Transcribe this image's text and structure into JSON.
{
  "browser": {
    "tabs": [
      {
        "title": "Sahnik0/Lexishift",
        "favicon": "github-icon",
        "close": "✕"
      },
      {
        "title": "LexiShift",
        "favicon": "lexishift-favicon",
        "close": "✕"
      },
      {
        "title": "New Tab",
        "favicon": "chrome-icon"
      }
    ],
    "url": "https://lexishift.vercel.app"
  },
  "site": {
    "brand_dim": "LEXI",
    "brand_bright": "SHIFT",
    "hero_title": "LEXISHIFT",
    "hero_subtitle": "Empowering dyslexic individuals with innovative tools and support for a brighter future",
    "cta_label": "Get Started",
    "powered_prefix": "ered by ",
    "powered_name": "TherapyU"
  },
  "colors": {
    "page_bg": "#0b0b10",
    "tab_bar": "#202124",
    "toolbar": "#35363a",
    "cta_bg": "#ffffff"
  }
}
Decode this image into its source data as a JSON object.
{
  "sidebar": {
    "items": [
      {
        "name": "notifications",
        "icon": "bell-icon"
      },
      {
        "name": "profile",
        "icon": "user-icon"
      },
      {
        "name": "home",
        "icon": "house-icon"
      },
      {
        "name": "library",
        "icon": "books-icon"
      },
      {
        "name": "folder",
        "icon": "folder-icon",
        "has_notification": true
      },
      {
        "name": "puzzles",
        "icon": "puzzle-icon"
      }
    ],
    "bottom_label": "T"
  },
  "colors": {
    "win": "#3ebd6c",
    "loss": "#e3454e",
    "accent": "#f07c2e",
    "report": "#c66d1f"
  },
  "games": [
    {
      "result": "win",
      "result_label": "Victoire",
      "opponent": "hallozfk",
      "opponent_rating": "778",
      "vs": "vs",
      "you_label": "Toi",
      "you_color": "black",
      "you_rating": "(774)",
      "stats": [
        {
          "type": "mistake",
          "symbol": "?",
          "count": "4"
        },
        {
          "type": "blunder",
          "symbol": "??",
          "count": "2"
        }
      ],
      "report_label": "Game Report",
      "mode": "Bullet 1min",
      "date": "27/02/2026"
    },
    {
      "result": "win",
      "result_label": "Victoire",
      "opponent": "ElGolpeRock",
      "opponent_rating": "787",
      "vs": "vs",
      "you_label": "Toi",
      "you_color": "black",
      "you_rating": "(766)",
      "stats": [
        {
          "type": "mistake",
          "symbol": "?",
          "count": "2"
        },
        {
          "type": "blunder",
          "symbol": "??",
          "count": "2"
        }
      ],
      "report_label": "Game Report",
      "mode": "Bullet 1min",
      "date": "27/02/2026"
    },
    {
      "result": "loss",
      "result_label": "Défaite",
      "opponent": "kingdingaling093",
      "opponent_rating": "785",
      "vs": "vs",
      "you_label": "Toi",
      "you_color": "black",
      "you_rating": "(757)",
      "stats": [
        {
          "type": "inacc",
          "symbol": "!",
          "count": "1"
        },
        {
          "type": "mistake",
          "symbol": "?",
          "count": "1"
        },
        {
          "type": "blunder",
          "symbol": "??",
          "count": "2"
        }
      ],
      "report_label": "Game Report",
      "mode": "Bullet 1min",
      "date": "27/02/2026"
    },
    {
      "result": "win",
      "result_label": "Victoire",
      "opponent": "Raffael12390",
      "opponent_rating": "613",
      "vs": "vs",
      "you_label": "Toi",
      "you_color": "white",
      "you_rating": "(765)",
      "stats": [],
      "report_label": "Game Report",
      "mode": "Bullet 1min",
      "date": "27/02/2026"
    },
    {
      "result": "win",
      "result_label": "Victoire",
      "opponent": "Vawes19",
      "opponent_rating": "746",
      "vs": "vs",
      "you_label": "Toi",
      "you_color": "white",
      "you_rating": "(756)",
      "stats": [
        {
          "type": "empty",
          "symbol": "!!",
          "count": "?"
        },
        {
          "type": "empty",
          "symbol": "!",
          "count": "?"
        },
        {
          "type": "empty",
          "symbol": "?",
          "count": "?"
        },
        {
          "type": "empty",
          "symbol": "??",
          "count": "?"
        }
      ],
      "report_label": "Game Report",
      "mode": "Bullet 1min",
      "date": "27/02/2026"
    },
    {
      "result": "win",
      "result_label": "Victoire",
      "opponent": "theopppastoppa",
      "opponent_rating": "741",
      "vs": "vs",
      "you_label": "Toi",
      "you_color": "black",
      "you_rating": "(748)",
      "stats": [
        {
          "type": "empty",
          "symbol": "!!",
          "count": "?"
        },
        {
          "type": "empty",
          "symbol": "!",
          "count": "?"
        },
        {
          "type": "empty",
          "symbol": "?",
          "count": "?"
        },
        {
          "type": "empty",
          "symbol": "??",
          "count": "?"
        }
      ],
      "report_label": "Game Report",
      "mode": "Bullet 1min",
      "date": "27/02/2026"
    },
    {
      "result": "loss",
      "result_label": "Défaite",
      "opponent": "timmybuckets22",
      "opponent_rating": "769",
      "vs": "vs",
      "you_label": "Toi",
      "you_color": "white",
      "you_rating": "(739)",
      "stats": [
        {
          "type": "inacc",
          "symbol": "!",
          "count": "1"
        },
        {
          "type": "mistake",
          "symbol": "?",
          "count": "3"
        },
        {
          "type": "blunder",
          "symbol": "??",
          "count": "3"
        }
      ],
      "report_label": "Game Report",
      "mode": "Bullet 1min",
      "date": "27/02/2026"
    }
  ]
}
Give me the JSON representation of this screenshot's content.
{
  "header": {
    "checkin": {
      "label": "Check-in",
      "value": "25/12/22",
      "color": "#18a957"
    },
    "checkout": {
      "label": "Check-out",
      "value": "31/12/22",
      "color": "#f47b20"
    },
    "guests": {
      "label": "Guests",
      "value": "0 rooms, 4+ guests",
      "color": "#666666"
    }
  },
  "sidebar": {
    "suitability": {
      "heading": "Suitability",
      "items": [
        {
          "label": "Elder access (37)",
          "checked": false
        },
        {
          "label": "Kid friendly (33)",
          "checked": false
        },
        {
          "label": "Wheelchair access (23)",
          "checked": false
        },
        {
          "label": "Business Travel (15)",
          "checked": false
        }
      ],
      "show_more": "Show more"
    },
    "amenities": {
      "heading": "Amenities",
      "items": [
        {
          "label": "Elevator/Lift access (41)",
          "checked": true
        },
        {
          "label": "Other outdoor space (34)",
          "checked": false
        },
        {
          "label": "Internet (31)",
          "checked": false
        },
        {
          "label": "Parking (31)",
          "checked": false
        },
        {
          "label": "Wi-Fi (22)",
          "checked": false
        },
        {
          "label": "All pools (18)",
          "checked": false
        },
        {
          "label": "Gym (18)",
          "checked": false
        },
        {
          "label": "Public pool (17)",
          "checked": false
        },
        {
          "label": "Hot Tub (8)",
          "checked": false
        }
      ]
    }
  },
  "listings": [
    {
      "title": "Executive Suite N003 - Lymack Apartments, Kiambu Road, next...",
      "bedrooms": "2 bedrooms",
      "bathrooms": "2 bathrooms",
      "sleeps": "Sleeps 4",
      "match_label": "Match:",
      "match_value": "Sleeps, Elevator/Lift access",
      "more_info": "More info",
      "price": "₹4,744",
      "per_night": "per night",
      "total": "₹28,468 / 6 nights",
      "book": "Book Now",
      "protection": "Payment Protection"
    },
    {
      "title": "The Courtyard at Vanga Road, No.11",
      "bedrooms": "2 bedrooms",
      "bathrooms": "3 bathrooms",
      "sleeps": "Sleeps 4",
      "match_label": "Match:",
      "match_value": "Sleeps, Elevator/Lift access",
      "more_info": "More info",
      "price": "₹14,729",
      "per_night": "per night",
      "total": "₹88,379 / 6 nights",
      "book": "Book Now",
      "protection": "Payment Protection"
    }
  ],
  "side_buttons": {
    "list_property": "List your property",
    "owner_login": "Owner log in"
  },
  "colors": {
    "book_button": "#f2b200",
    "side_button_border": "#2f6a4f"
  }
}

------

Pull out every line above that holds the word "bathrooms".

      "bathrooms": "2 bathrooms",
      "bathrooms": "3 bathrooms",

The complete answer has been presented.